Professor dating a graduate student
The University of Connecticut, by a unanimous vote of the school's board of trustees last week, has decided that from now on sexual interactions between students and professors are prohibited. The UConn students aren’t in session to comment but, given that the prohibition comes after the revelation that a longtime music professor at the university was in the habit of “visiting freshmen dorms [and] providing drugs to students” it’s probably safe to say that no one is sincerely opposed to a policy adjustment—on campus or off.
In many cases, colleges prohibit relationships only in instances where the professor has “direct, supervisory authority” over the student.
during the 2014 Summer Thru Term,” Stevens wrote in an Oct.
15 letter to Suplita.“As a result of these findings,” Stevens continued, “and in review of your previous violation of this section of the NDAH policy, I am recommending your separation from ... I am also directing you to cease and desist all contact with your assigned students, effective immediately.”UGA has denied Suplita basic due process rights, he believes, pointing to concerns raised recently by legal scholars who argue that a new federal emphasis on protecting students from harassment and sexual abuse has led to rules that don’t give students or faculty accused of abuse the opportunity to adequately defend themselves.
Perhaps schools turn a blind eye because law students are adults – in contrast to undergraduate students – and, in theory, they are thus freer to make decisions about whom to date, much like people who date co-workers.
But what about unwanted attention or a perceived inability to say no?
While there’s a troublesome power dynamic at work here—a tenure-track economics professor’s relationship with a freshman in his macroeconomics class, whose grade he determines, is obviously different from any relationship that student might develop with another economics professor; likewise, that freshman would have a different relationship with another freshman—nobody seemed to think this one was such a big deal.

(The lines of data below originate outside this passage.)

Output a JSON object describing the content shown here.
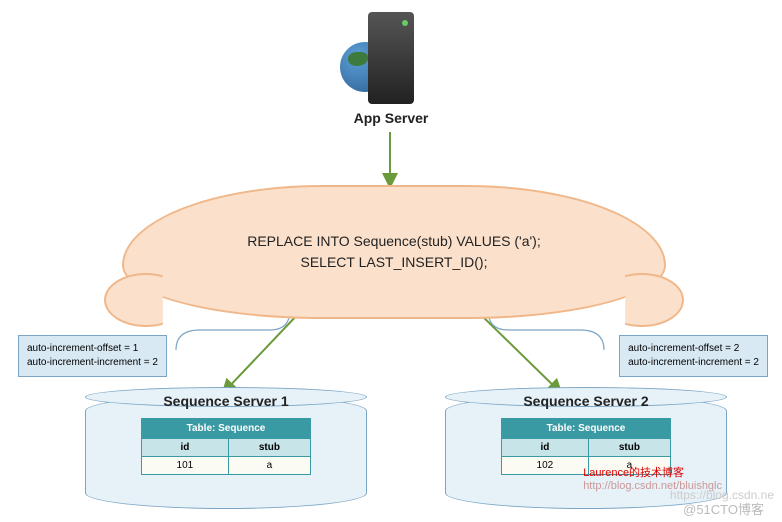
{
  "app_server": {
    "label": "App Server"
  },
  "cloud": {
    "line1": "REPLACE INTO Sequence(stub) VALUES ('a');",
    "line2": "SELECT LAST_INSERT_ID();"
  },
  "config1": {
    "line1": "auto-increment-offset = 1",
    "line2": "auto-increment-increment = 2"
  },
  "config2": {
    "line1": "auto-increment-offset = 2",
    "line2": "auto-increment-increment = 2"
  },
  "server1": {
    "title": "Sequence Server 1",
    "table_title": "Table: Sequence",
    "col1": "id",
    "col2": "stub",
    "val1": "101",
    "val2": "a"
  },
  "server2": {
    "title": "Sequence Server 2",
    "table_title": "Table: Sequence",
    "col1": "id",
    "col2": "stub",
    "val1": "102",
    "val2": "a"
  },
  "credit": {
    "line1": "Laurence的技术博客",
    "line2": "http://blog.csdn.net/bluishglc"
  },
  "watermark1": "@51CTO博客",
  "watermark2": "https://blog.csdn.ne"
}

If a professor were to approach (or text message) a student today to ask for a date it would strike many as incredibly inappropriate. While it’s true that that UConn prohibition extends to any professors and any students of every gender, the traditional dynamic here is a male professor and a female student.
The teaching assistant sided with Suplita in a letter she wrote to EOO officials.
She is not supervised by Suplita as a student, and another psychology professor, not Suplita, supervised her and other teaching assistants, she said. 15 letter that Suplita “engaged in a prohibited consensual relationship with your graduate teaching assistant,” and announced it publicly on Facebook before the summer term ended.“The University prohibits all faculty and staff, including graduate assistants, from pursuing or engaging in dating or sexual relationships with students whom they currently supervise, teacher, or have authority over.”“I find that based on the preponderance of evidence you did violate the NDAH (Non-Discrimination and Ant-Harassment) Policy by pursuing or engaging in a dating or sexual relationship with your assigned teaching assistant ...
The dean replied, basically, that the Galbraiths had nothing to worry about because they had met and married back when "amour -- instructional and noninstructional -- was in fashion." So the relationships were "always wrong" except, well, in the 1930s, when they apparently weren’t at all wrong.
A 1997 paper by Barry Dank and Joseph Fulda indicates that: Starting in the 1980's, a feminist literature emerged calling for the banning of intimate, organizationally based, asymmetrical relationships and the subsumption of such relationships under the rubric of sexual harassment.